Week 2: Codegen, AST and VSCode!

My first task this week is picking up from the codegen issue last week.

So to summarize, I need some good changes for codegeneration as a whole. So a while ago, I reused some concepts from yacc (or rather any parser) and the idea was to have a stack property, and this would be modified accordingly by each statement.


However, this is difficult to visualize – Each node of the parse tree will have some assumptions about the stack – ie. eg. After visiting a definition statement, the select statement will assume the definition statement would have put its code on the stack, can it can be used from there. This is good, but this does really complicate the whole process.

So, its easier to have each visit() statement return an instance of ECLCode, ie everything that it has translated. So once last week’s bug was fixed and we set have set up the new Parse Tree Visitor, we can move onto the next step!


Taking a detour, OUTPUT is a very important statement. Most programs process some input and give some output and, well, the OUTPUT statement allows for just that.

Working out the particular syntax, we can see one issue from the beginning, ECL has an oddity with OUTPUT statements –

// this works
// this works

//this does not work
//this works

// this, should not work
// but this doesn't work too!

// Although this works! What
// this fails to compile too
// but this works!

So, here’s the OUTPUT statement documentation, and seeing it, it becomes rather obvious what is happening.

Tables require a record expression, which is optional as in it may be left entry. For the first table output (hello2), it gets recognized as an expression and it can pass as correct syntax. But the latter ones, it can only be the table record variant, and syntaxes with only one comma, fails.

For reference, we can use SQL. SQL is mostly only tables. So, following that, I decided that the easiest (and maybe the laziest) is to not support singular (aka not table) data outputs. So, working that out will be two parts:

  1. Error on trying to output singular values
  2. Warnings on trying to output possibly singular values – eg. any values.

All right, with all that done, we can get around to get OUTPUT working.

ASTs working!


With the codegeneration issues out of the place, it was a full speed ahead moment. And in no time at all, its done, OUTPUT and assignments.

A nice little warning too! (Because we don’t infer types on imports yet)


All right, this is the meat of what’s part of HSQL; An easy way to deal with HSQL Code. And usually that means a not so easy way for us to deal with HSQL code. I’d worked with some language server work before (shameless plug here), and one of the things that was interesting was the recommendation to use Webpack to bundle the extension. The idea of the language server/client is very simple. There are two components:

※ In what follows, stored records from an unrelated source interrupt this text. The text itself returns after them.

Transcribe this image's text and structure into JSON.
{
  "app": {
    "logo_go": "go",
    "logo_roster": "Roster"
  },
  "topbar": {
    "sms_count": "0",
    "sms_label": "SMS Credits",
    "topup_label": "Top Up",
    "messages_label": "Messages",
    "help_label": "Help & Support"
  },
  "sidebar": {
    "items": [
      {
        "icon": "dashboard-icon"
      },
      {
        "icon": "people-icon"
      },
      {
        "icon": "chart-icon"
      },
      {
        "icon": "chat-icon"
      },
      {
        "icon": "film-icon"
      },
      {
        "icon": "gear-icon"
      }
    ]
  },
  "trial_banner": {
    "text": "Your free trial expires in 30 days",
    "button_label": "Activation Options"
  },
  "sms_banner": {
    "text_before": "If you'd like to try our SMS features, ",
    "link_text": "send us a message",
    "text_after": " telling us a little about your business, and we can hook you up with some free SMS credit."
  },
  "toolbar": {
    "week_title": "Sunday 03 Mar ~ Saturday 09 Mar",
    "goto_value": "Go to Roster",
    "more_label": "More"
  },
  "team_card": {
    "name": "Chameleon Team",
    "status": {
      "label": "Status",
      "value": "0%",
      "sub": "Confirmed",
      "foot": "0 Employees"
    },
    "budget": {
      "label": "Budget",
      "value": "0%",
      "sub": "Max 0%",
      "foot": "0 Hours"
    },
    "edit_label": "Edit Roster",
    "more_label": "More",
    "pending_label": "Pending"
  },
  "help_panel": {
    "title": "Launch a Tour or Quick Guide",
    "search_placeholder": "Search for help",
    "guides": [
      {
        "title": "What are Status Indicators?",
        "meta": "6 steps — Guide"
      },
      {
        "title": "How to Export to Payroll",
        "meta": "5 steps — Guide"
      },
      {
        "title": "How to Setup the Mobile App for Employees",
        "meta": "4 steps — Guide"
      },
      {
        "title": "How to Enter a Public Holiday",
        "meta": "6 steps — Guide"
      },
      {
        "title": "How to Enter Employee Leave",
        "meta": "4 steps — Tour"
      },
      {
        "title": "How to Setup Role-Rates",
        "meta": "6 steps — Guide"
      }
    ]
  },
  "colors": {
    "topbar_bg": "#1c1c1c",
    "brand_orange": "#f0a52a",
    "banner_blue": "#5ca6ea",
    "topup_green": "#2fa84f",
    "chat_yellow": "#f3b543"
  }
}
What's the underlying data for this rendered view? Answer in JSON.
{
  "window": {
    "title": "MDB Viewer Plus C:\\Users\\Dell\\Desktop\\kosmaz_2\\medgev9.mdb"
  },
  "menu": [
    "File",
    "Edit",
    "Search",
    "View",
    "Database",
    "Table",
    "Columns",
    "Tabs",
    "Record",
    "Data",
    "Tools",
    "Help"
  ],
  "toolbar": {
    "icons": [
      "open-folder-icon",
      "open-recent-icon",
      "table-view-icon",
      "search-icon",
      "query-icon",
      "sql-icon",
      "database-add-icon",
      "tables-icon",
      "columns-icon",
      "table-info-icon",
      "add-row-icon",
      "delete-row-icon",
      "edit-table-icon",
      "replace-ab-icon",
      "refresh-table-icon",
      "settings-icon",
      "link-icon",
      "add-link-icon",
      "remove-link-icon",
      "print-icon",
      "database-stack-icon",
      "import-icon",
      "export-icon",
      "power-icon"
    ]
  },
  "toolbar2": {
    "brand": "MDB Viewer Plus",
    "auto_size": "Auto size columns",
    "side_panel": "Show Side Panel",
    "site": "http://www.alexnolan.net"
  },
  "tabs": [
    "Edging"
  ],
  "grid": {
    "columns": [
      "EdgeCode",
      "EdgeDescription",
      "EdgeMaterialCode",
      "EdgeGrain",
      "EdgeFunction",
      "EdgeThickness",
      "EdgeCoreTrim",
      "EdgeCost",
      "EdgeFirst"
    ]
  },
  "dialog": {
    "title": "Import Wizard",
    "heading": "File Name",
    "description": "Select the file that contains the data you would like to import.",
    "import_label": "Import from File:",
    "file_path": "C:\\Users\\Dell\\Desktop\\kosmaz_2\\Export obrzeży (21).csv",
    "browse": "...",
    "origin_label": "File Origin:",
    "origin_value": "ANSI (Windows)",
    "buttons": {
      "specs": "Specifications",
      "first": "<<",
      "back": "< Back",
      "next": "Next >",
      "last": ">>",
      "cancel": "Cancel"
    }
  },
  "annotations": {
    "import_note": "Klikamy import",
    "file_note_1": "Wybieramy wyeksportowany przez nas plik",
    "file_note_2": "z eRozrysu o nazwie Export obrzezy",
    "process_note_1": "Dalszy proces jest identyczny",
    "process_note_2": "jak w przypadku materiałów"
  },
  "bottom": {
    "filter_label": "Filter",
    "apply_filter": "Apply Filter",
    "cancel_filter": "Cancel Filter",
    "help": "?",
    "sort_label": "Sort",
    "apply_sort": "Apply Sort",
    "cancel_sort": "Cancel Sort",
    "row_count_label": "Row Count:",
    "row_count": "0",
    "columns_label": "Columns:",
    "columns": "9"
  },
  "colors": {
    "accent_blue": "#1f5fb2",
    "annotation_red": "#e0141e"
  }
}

  1. Language Client – Its the extension that plugs into the IDE. It feeds the language server any IDE contents, and what actions the user may be taking, and then takes any language server feedback and feeds it into the IDE.
  2. Language Server – It is a separate program that runs (maybe independently) and listens and communicates with API

So, the way the extension in VSCode is coded, is that you just start up the language server (or connect to it) and then you can communicate with it (uses JSON RPC).

It is apparent that what I needed was two repositories under a parent repo; where the parent repo had all the extension related content, and the child repos would have the language server and the client. And with that, I had to create a webpack config, to transpile the typescript projects, and generate two outputs, client.js, which would be executed as part of the extension, and server.js, which could be separately executed, but was mainly going to be bundled with the client.

I wrote up a nice webpack config, and it threw an error. Oh no.

This, took way too long. The majority of the day in fact; and I was knee deep trying to interpret what the compilation errors meant before the fix was apparent:

One entry.

transpileOnly: true

The trick was to tell ts-loader to not bother itself with anything other than transpiling and finally, it worked!

Pretending that didn’t happen, I pulled in older resources such as the textmate grammar for HSQL (It works pretty well for now), and added in some support code and voila, a working extension (I mean it didn’t do anything much yet, but atleast it compiled).

It knows when files are changing too! And syntax highlighting!

What was really interesting is that while the whole project was consuming atleast over a 100MB of space, Webpack easily pulled it down to less than 10MB for the two JS files (combined). This is a good indicator of why packaging is important in Javascript.

Wrapping up

With all this, I plan move into the next week, with the following tasks directly lined up:

  1. Have a compilation command for the HSQL extension.
  2. Explore some webpack optimizations? Perhaps like chunk splitting since the client and server will share the hsqlt module in common.
  3. Have some syntax checking support fixed in. This will remain as a good way to allow people to test as the compiler tool evolves.
  4. Start work on SELECT’s AST. This has been long pending, and its time to start the possibly biggest section of HSQL.